TI: What's an example of that?

JY: Well, he knew all the songs that they sang at the geisha house. And most people, when they came to the United States, thought that he was a very serious minister. And one year they had a group of men go to Japan, and my father joined them, and on the way over, they felt, "Gosh, here's a bonsan with us, and all of our fun that we intended to have in Japan is going to have a blanket on it." But when my dad went to Japan, he could join in the songs and all the partying that they had, that they wanted to recreate in returning to Japan. So they were very happy after that, and from that trip, he made many nice friendships.

TI: Oh, so it was interesting. So going back to his childhood, he was very much different than the perception he was in the United States as a minister. So that just gave sort of a picture of what his childhood may have been like in terms of being more boisterous and things like that. But also, birth order, he was the youngest. And in the United States, oftentimes if you're the youngest in a large family, sometimes you get a little spoiled. Was he sort of the spoiled child of the family?

JY: That's the impression we obtained, yes.

TI: Now in terms of schooling, how well did he do in school?

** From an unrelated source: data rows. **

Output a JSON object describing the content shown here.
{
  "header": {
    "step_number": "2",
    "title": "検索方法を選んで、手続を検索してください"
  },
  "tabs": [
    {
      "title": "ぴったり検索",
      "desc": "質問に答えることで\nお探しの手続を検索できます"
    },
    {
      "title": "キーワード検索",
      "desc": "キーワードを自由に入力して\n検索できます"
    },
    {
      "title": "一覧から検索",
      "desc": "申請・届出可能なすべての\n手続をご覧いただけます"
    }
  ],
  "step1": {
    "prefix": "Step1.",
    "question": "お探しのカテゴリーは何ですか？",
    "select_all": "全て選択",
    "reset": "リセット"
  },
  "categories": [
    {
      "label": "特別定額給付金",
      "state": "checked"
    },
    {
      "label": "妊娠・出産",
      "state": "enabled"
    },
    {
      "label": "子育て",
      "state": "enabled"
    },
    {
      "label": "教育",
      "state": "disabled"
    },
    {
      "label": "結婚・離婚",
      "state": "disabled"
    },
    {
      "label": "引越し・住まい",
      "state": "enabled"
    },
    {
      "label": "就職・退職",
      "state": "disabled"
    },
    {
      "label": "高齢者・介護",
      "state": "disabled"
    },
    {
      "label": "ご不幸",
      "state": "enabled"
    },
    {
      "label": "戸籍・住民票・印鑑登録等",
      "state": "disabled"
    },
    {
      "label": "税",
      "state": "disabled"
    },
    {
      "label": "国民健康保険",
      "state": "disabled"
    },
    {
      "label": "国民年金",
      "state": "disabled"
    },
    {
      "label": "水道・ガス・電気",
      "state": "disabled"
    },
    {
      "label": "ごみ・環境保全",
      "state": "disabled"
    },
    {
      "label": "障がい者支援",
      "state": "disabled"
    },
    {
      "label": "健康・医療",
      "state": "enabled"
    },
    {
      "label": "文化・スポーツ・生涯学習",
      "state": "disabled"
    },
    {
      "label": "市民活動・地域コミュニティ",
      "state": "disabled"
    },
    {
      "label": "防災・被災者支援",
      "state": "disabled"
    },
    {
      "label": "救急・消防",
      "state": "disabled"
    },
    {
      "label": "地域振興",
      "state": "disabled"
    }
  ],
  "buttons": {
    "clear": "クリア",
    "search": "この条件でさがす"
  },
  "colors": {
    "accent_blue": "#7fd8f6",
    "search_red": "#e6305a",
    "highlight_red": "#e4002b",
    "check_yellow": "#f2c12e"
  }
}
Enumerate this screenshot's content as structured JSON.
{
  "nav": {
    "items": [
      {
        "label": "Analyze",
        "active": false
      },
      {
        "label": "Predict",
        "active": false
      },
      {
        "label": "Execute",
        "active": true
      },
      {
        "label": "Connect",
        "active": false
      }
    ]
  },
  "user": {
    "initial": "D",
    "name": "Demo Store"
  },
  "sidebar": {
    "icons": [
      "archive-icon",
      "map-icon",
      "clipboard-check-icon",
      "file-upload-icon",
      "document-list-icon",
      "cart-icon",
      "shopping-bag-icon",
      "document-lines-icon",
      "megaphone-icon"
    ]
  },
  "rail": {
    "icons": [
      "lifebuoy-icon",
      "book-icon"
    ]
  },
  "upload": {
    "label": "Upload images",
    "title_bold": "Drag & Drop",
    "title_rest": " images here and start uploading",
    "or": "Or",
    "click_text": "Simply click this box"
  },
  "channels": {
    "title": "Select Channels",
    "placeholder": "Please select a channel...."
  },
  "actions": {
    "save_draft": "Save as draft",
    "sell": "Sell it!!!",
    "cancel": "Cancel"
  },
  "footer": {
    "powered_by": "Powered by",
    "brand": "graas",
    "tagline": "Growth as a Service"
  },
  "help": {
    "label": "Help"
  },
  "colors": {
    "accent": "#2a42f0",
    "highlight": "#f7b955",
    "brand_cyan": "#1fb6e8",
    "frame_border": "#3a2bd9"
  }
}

JY: Well, I don't know just what was expected at that period, but when he finished high school, he became a teacher, and was teaching just before he came to the United States. We have some very interesting pictures of his little group of students.

TI: During this period, Japan was, from a military standpoint, very busy fighting, I believe, at that time, the Russo War. For your father, he was probably about draft age about that time. Was he involved in the Japanese military?

JY: Of course, they were very involved, all the young people, because there was prevailing feeling that the Western powers was imposing on Japan, and there was considerable concern in the country about what would happen to the other countries in Asia might happen to Japan. And so the young people, it seemed, there was quite a unified type of feeling that the young people would have to serve in the armed forces to preserve Japan.

TI: And is that how your dad felt about that, too?

JY: I believe so.

TI: And so what was his involvement in terms of the Japanese military?

JY: Well, he applied to the, both to the naval and the army academies, but was rejected because of, he didn't meet the physical requirements.

TI: So his intent was, he was very much proud of being Japanese and wanted to be part of the Japanese military in terms of, in some ways -- apologize for my words -- but sort of kick out the other occupying or imperial forces like the British, people like that, from Asia?

JY: I think that was the impression I obtained, that they didn't want Japan to undergo that type of experience.

TI: So he was rejected by the navy and the army in terms of their training, officer training. So what did he do next?

JY: Well, I think the family counseled with my, his uncle, decided that the next step was to go to the United States and obtain his education there. And since there were physicians in the family, they thought he might do well as a doctor.

TI: And they felt that going to the United States to get a medical training was a good move for your father?

JY: Well, at least to make an attempt.

TI: But during this period also, wasn't there a death in the family?

JY: Yes, that one of his older brothers died, and it was a brother to whom he was very close. He died after a sport accident, and he was quite troubled and vexed about life and its meaning, and he approached the Buddhist priest about it and then found no adequate explanations for what he was seeking. But he obtained this at the, from the ministers at the Anglican church that was established in the community.

TI: So the family was Buddhist, and so initially he went to the Buddhist minister to try to get some understanding of this tragedy, didn't find it, so went to the Anglican.

JY: Yes.

TI: And there you say he got counseling or information to help him heal.

JY: He found an explanation to life that he hadn't obtained from the Buddhist priest.

TI: Do you know what that learning or what that might have been in terms of how to cope with a tragedy like that?

JY: Not exactly. All I know is that eventually, apparently, it led him to the ministry.

<End Segment 2> - Copyright © 2005 Densho. All Rights Reserved.